KEYSER, Thomas de
(b. 1596/97, Amsterdam, d. 1667, Amsterdam)

Equestrian Portrait of Pieter Schout

Oil on copper, 86 x 69,5 cm
Rijksmuseum, Amsterdam

In his group portraits de Keyser follows the Amsterdam tradition of showing civic guards standing full-length. The result is not very satisfactorily. He is more original and successful in his small scale, full-length portraits of one or two figures in interiors surrounded by objects that allude to their interests and achievements. His masterwork in this branch of genre-like portraiture, which he principally formulated and popularized, is Constantijn Huygens and his Clerk dated 1627.

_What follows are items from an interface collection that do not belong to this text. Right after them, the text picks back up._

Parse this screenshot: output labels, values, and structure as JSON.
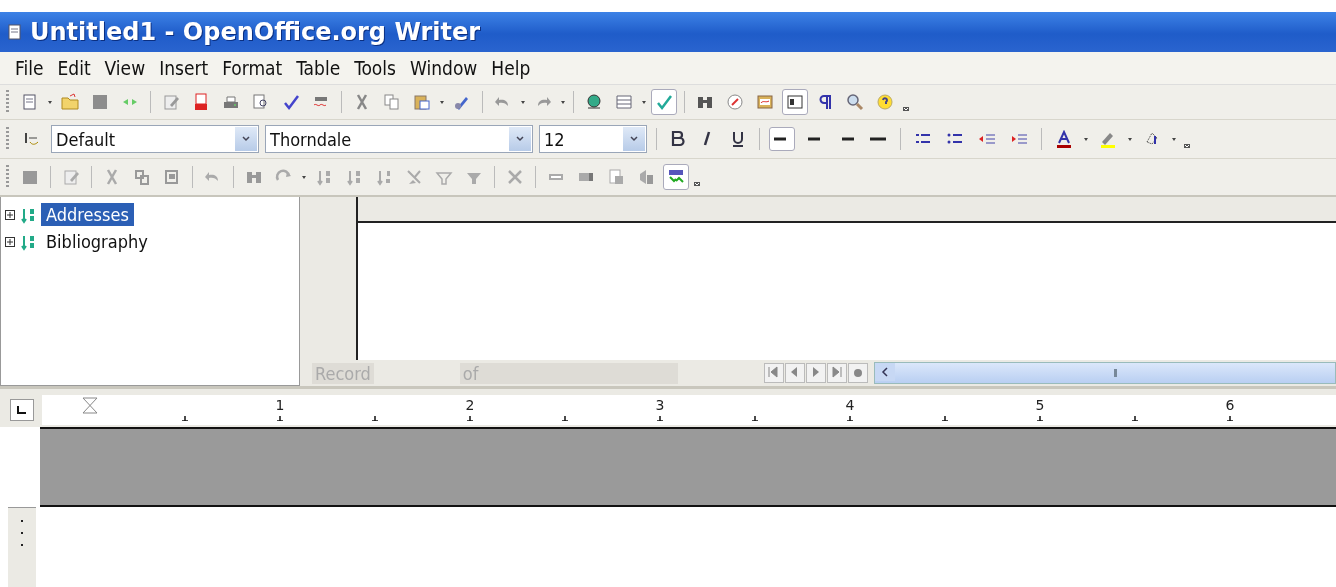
{
  "window": {
    "title": "Untitled1 - OpenOffice.org Writer"
  },
  "menu": [
    {
      "label": "File"
    },
    {
      "label": "Edit"
    },
    {
      "label": "View"
    },
    {
      "label": "Insert"
    },
    {
      "label": "Format"
    },
    {
      "label": "Table"
    },
    {
      "label": "Tools"
    },
    {
      "label": "Window"
    },
    {
      "label": "Help"
    }
  ],
  "standard_toolbar": {
    "autospellcheck_on": true,
    "navigator_on": true
  },
  "formatting_toolbar": {
    "paragraph_style": "Default",
    "font_name": "Thorndale",
    "font_size": "12",
    "alignment": [
      {
        "kind": "left",
        "selected": true
      },
      {
        "kind": "center",
        "selected": false
      },
      {
        "kind": "right",
        "selected": false
      },
      {
        "kind": "justify",
        "selected": false
      }
    ]
  },
  "table_data_bar": {
    "explorer_on": true
  },
  "data_sources": {
    "items": [
      {
        "label": "Addresses",
        "selected": true,
        "expanded": false
      },
      {
        "label": "Bibliography",
        "selected": false,
        "expanded": false
      }
    ],
    "record_label": "Record",
    "of_label": "of"
  },
  "ruler": {
    "labels": [
      "1",
      "2",
      "3",
      "4",
      "5",
      "6"
    ]
  }
}
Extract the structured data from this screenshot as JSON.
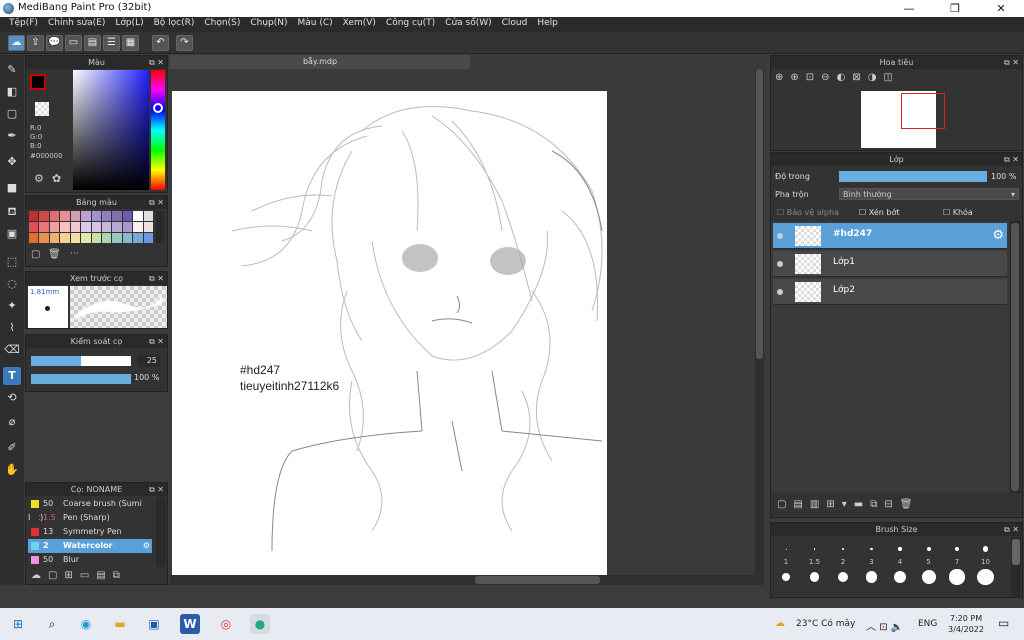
{
  "window": {
    "title": "MediBang Paint Pro (32bit)",
    "min": "—",
    "max": "❐",
    "close": "✕"
  },
  "menu": [
    "Tệp(F)",
    "Chỉnh sửa(E)",
    "Lớp(L)",
    "Bộ lọc(R)",
    "Chọn(S)",
    "Chụp(N)",
    "Màu (C)",
    "Xem(V)",
    "Công cụ(T)",
    "Cửa sổ(W)",
    "Cloud",
    "Help"
  ],
  "color_panel": {
    "title": "Màu",
    "r": "R:0",
    "g": "G:0",
    "b": "B:0",
    "hex": "#000000",
    "primary": "#000000",
    "hue_pos": 0.28
  },
  "palette_panel": {
    "title": "Bảng màu",
    "more": "···"
  },
  "brush_preview": {
    "title": "Xem trước cọ",
    "size": "1.81mm"
  },
  "brush_control": {
    "title": "Kiểm soát cọ",
    "size_value": "25",
    "opacity_value": "100 %",
    "size_level": 0.5,
    "opacity_level": 1.0
  },
  "brush_list": {
    "title": "Cọ: NONAME",
    "items": [
      {
        "size": "50",
        "name": "Coarse brush (Sumi Ink)",
        "color": "#f0e020"
      },
      {
        "size": "1.5",
        "name": "Pen (Sharp)",
        "color": "#303030"
      },
      {
        "size": "13",
        "name": "Symmetry Pen",
        "color": "#e03030"
      },
      {
        "size": "2",
        "name": "Watercolor",
        "color": "#70d0f0",
        "selected": true
      },
      {
        "size": "50",
        "name": "Blur",
        "color": "#f090e0"
      }
    ]
  },
  "document": {
    "tab": "bẫy.mdp",
    "text_line1": "#hd247",
    "text_line2": "tieuyeitinh27112k6"
  },
  "navigator": {
    "title": "Hoa tiêu"
  },
  "layers": {
    "title": "Lớp",
    "opacity_label": "Độ trong",
    "opacity_value": "100 %",
    "opacity_level": 1.0,
    "blend_label": "Pha trộn",
    "blend_value": "Bình thường",
    "protect_alpha": "Bảo vệ alpha",
    "clip": "Xén bớt",
    "lock": "Khóa",
    "items": [
      {
        "name": "#hd247",
        "selected": true
      },
      {
        "name": "Lớp1",
        "selected": false
      },
      {
        "name": "Lớp2",
        "selected": false
      }
    ]
  },
  "brush_size": {
    "title": "Brush Size",
    "labels": [
      "1",
      "1.5",
      "2",
      "3",
      "4",
      "5",
      "7",
      "10"
    ]
  },
  "taskbar": {
    "weather": "23°C  Có mây",
    "lang": "ENG",
    "time": "7:20 PM",
    "date": "3/4/2022"
  }
}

In addition to portraits, de Keyser's oeuvre includes religious and mythological subjects. During the 1640s and 1650s he was active as a stone merchant and mason, and painted less, but afterwards he picked up his brushes more frequently. During his last years he painted a few small-scale equestrian portraits, a type that never gained wide popularity in the Netherlands. The first is Pieter Schout on Horseback, dated 1660, which depicts his patrician patron, who was High Bailiff of Hagstein, on a black Andalusian executing a 'pesade' in a dune landscape; the support of the finely executed piece is copper.